4) Skip dinner. Hit an old school bar -- maybe Boardner's or the Formosa. Or Irish coffee at the Tam O'Shanter. Let the demon rum do its thing.
I'm glad my readers ask for slightly more interesting advice than just where to go for Valentine's Day. Recently, I've answered a reader from San Francisco who wants to take her mom to lunch after shopping on Santee Alley (contemplated Tiara; settled on Daikokuya) and a writer from London who wants to explore what L.A. has to offer besides Pinkberry and raw foods. She was thrilled to hear that L.A. is famous for donuts and burgers as well as an incredible array of ethnic food. So feel free to send in your dining questions, and I'll attempt to answer them.


foodflirt90210 said...

I could not agree more! Avoid all Cliche restaurants unless you like mediocre food, poor service, and wasting $$. I usually cook a special dinner for my friends or man of the moment who never gets a home cooked meal!

kneejerk said...

spoken like people who couldn't get rez's or are just too lazy and settled into middle age...


oddlyme said...

Oh I feel so vindicated!

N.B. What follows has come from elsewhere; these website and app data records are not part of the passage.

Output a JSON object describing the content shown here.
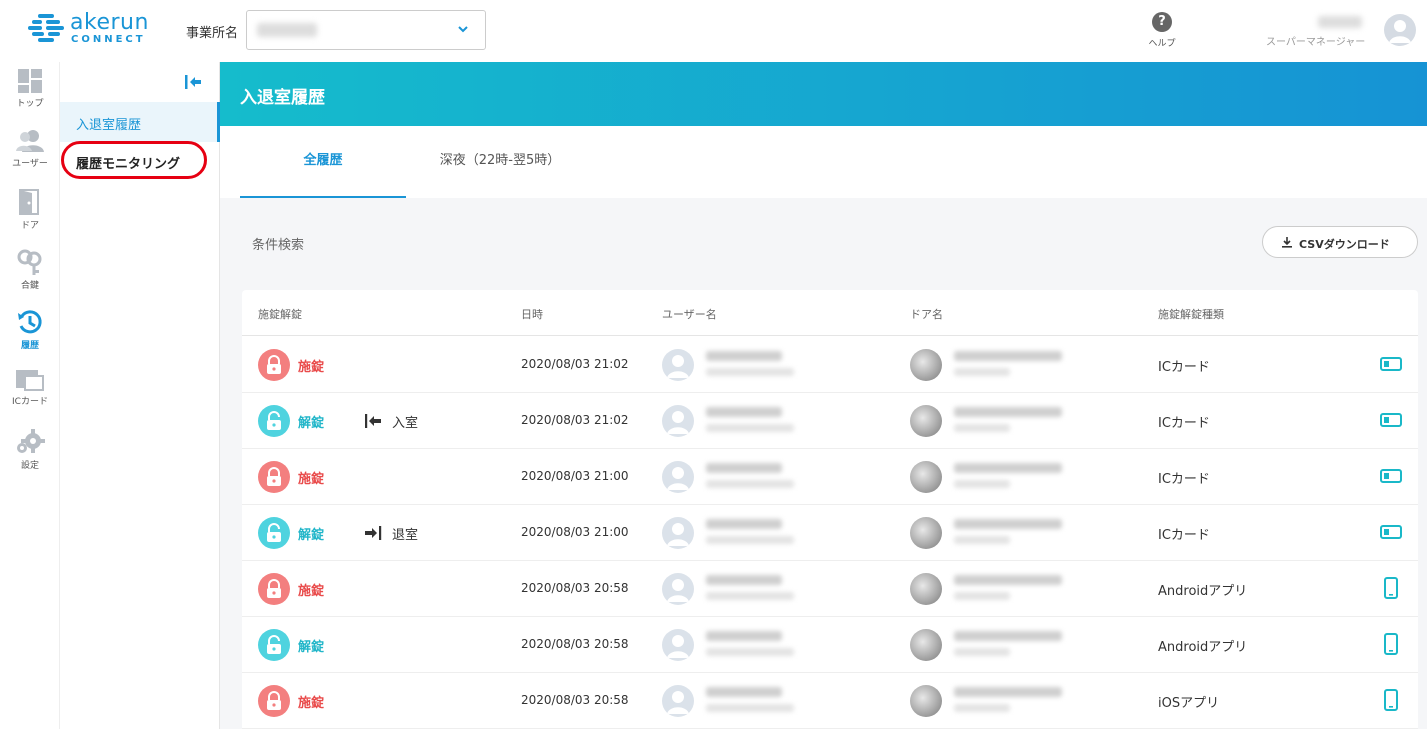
{
  "header": {
    "logo_text": "akerun",
    "logo_sub": "CONNECT",
    "office_label": "事業所名",
    "help_label": "ヘルプ",
    "user_role": "スーパーマネージャー"
  },
  "rail": {
    "items": [
      {
        "label": "トップ",
        "icon": "grid-icon"
      },
      {
        "label": "ユーザー",
        "icon": "users-icon"
      },
      {
        "label": "ドア",
        "icon": "door-icon"
      },
      {
        "label": "合鍵",
        "icon": "key-icon"
      },
      {
        "label": "履歴",
        "icon": "history-icon"
      },
      {
        "label": "ICカード",
        "icon": "card-icon"
      },
      {
        "label": "設定",
        "icon": "gear-icon"
      }
    ]
  },
  "submenu": {
    "item1": "入退室履歴",
    "item2": "履歴モニタリング"
  },
  "page": {
    "title": "入退室履歴",
    "tabs": [
      "全履歴",
      "深夜（22時-翌5時）"
    ],
    "filter_label": "条件検索",
    "csv_button": "CSVダウンロード"
  },
  "table": {
    "columns": [
      "施錠解錠",
      "日時",
      "ユーザー名",
      "ドア名",
      "施錠解錠種類"
    ],
    "rows": [
      {
        "status": "施錠",
        "kind": "lock",
        "direction": "",
        "datetime": "2020/08/03 21:02",
        "type": "ICカード",
        "device": "card-toggle-icon"
      },
      {
        "status": "解錠",
        "kind": "unlock",
        "direction": "入室",
        "datetime": "2020/08/03 21:02",
        "type": "ICカード",
        "device": "card-toggle-icon"
      },
      {
        "status": "施錠",
        "kind": "lock",
        "direction": "",
        "datetime": "2020/08/03 21:00",
        "type": "ICカード",
        "device": "card-toggle-icon"
      },
      {
        "status": "解錠",
        "kind": "unlock",
        "direction": "退室",
        "datetime": "2020/08/03 21:00",
        "type": "ICカード",
        "device": "card-toggle-icon"
      },
      {
        "status": "施錠",
        "kind": "lock",
        "direction": "",
        "datetime": "2020/08/03 20:58",
        "type": "Androidアプリ",
        "device": "phone-icon"
      },
      {
        "status": "解錠",
        "kind": "unlock",
        "direction": "",
        "datetime": "2020/08/03 20:58",
        "type": "Androidアプリ",
        "device": "phone-icon"
      },
      {
        "status": "施錠",
        "kind": "lock",
        "direction": "",
        "datetime": "2020/08/03 20:58",
        "type": "iOSアプリ",
        "device": "phone-icon"
      }
    ]
  },
  "colors": {
    "accent": "#1a95d6",
    "lock": "#e94b4b",
    "unlock": "#22b6c9",
    "highlight": "#e60012"
  }
}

I really don't want to do a huge night out - with everyone else's huge night out - it ends up pressured and icky.

Now you and Ed Levine of Serious Eats have addressed this very matter! Now I don't just feel sane, I feel a bit smug, to have two such minds on my side : )

We're going out for a quirky, quality happy hour and then simply home to relax!

Nina said...

Excellent recommendations, and I couldn't agree more about avoiding fancy restaurants on Valentine's Day-- or most holidays for that matter... usually harried, overpriced, and mediocre food. I made that costly mistake twice, and never will again.